_EXERCISE_: For the word "down", find each line in the entries where it occurs and copy that line.

_EXTRACTED INFORMATION_:
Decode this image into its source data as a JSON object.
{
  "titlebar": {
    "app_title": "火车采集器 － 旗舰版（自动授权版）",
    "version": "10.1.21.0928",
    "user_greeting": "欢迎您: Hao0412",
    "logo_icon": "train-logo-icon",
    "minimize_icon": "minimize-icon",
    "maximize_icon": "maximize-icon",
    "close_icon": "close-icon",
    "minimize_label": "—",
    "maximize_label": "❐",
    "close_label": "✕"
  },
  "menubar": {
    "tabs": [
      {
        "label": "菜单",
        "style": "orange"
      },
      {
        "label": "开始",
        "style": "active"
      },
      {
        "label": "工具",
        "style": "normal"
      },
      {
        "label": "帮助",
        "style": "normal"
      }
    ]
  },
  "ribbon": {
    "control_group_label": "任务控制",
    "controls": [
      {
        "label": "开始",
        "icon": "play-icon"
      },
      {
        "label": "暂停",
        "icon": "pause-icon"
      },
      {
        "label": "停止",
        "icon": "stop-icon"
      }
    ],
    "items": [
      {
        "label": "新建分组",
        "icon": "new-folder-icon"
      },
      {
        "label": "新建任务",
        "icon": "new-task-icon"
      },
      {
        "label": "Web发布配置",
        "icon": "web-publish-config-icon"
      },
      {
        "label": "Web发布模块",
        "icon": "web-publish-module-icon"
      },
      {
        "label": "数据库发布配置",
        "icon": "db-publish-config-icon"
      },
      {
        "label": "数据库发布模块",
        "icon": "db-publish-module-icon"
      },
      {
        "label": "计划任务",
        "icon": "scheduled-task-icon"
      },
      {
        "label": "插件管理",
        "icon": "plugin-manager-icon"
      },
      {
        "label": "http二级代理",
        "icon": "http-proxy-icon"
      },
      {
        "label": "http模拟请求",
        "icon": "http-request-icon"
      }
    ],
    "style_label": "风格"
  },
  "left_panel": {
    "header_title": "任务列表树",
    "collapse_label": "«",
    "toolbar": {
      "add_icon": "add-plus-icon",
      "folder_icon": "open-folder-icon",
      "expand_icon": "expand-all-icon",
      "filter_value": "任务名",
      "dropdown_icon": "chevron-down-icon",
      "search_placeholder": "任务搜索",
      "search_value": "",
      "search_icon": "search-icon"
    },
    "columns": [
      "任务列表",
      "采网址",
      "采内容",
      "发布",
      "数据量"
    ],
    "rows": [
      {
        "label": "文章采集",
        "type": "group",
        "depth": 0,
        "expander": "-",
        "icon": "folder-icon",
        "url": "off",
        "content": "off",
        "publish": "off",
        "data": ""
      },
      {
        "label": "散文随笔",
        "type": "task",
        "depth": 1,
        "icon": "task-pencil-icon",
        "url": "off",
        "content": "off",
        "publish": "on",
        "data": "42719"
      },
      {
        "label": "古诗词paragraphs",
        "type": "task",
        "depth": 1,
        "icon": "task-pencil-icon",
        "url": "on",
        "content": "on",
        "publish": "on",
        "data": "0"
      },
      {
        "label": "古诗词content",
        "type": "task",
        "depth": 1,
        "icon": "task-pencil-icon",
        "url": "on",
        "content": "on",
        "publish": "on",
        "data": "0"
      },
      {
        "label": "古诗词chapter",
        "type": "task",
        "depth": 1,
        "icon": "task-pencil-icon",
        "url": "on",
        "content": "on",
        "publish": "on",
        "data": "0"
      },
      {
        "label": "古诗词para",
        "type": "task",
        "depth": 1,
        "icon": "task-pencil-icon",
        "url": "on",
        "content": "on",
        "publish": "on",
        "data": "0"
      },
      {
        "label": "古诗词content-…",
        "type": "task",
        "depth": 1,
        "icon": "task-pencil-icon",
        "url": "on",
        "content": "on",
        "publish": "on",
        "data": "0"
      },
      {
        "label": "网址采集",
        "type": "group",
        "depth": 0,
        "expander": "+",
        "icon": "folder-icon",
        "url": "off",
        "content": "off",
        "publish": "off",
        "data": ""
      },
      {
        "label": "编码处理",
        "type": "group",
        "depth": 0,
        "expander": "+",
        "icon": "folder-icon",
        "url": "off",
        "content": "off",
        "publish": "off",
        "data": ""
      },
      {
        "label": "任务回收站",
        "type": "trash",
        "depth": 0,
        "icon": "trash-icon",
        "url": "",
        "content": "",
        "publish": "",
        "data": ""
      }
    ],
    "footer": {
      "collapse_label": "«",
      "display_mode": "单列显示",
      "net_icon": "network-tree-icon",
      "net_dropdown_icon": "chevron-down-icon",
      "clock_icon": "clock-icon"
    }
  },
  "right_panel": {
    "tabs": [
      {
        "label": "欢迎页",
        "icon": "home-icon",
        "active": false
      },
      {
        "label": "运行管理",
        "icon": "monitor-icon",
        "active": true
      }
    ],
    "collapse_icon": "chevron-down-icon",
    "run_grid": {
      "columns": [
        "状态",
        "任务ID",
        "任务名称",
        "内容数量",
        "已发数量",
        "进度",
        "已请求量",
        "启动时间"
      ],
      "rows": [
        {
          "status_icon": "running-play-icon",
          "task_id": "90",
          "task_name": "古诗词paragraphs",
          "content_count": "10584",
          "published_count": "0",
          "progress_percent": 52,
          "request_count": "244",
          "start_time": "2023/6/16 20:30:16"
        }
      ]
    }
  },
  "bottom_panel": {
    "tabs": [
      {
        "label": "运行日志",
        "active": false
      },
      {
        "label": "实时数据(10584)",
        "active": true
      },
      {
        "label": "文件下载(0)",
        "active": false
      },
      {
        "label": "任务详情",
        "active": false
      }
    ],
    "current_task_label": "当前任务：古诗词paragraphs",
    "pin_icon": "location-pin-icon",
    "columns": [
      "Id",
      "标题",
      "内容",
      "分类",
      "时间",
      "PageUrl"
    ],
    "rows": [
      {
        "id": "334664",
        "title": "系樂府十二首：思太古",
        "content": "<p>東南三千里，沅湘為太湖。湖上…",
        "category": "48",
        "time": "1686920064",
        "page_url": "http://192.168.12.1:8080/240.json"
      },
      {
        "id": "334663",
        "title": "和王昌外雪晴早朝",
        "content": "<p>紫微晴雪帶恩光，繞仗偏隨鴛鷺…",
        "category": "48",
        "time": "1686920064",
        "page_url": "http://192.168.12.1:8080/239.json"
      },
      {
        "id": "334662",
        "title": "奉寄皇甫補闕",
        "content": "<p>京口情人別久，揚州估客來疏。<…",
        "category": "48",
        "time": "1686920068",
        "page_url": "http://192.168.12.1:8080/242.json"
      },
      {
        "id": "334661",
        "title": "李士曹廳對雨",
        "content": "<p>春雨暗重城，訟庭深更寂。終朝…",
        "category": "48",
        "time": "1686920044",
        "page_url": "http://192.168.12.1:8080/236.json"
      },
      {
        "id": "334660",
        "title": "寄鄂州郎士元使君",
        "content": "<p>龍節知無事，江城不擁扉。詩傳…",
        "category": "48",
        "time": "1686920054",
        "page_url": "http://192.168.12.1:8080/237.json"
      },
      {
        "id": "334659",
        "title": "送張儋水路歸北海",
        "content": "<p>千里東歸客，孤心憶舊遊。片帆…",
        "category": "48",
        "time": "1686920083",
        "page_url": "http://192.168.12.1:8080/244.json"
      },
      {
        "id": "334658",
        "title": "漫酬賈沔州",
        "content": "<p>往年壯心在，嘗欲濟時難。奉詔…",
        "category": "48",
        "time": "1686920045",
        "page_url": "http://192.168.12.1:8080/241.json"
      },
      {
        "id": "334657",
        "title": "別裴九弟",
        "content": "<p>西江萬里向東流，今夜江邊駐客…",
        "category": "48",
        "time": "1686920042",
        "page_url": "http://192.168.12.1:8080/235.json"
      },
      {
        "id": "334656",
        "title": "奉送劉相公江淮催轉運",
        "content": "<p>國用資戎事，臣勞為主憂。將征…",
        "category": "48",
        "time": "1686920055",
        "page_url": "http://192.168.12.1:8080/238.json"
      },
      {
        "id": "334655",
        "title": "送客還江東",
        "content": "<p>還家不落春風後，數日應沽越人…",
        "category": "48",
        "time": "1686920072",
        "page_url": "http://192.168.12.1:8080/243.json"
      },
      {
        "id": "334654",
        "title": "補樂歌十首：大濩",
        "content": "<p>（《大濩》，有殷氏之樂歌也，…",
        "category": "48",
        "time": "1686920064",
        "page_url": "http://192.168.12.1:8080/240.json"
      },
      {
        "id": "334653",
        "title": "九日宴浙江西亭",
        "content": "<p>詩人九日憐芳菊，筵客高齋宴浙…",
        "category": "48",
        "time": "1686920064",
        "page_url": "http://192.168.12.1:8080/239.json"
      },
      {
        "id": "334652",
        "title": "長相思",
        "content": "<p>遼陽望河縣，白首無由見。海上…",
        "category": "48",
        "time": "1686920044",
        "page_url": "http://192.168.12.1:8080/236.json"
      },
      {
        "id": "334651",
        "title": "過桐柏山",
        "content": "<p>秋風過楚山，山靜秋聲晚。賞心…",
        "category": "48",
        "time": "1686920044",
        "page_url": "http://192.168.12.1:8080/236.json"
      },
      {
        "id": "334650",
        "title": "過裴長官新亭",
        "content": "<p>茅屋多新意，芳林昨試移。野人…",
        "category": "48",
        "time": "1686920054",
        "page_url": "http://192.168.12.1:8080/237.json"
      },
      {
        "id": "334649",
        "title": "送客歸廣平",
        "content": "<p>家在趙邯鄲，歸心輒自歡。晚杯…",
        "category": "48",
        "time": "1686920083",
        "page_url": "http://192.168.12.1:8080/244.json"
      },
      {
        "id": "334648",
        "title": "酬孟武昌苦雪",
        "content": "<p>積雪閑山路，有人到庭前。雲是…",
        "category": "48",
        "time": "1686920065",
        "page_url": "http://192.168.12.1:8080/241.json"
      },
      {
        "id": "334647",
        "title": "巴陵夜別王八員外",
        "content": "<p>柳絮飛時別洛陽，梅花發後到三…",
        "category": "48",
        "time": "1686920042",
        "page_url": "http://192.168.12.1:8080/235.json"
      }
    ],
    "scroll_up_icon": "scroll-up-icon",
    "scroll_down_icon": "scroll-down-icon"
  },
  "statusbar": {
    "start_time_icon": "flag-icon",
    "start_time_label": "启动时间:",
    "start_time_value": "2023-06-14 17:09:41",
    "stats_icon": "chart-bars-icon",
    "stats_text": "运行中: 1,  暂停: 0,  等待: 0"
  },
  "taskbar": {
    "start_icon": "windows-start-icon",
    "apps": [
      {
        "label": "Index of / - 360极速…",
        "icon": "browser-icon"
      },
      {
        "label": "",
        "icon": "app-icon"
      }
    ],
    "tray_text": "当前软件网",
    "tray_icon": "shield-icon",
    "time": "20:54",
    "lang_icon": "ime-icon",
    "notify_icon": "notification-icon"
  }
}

_EXPECTED ANSWER_:
      "dropdown_icon": "chevron-down-icon",
      "net_dropdown_icon": "chevron-down-icon",
    "collapse_icon": "chevron-down-icon",
    "scroll_down_icon": "scroll-down-icon"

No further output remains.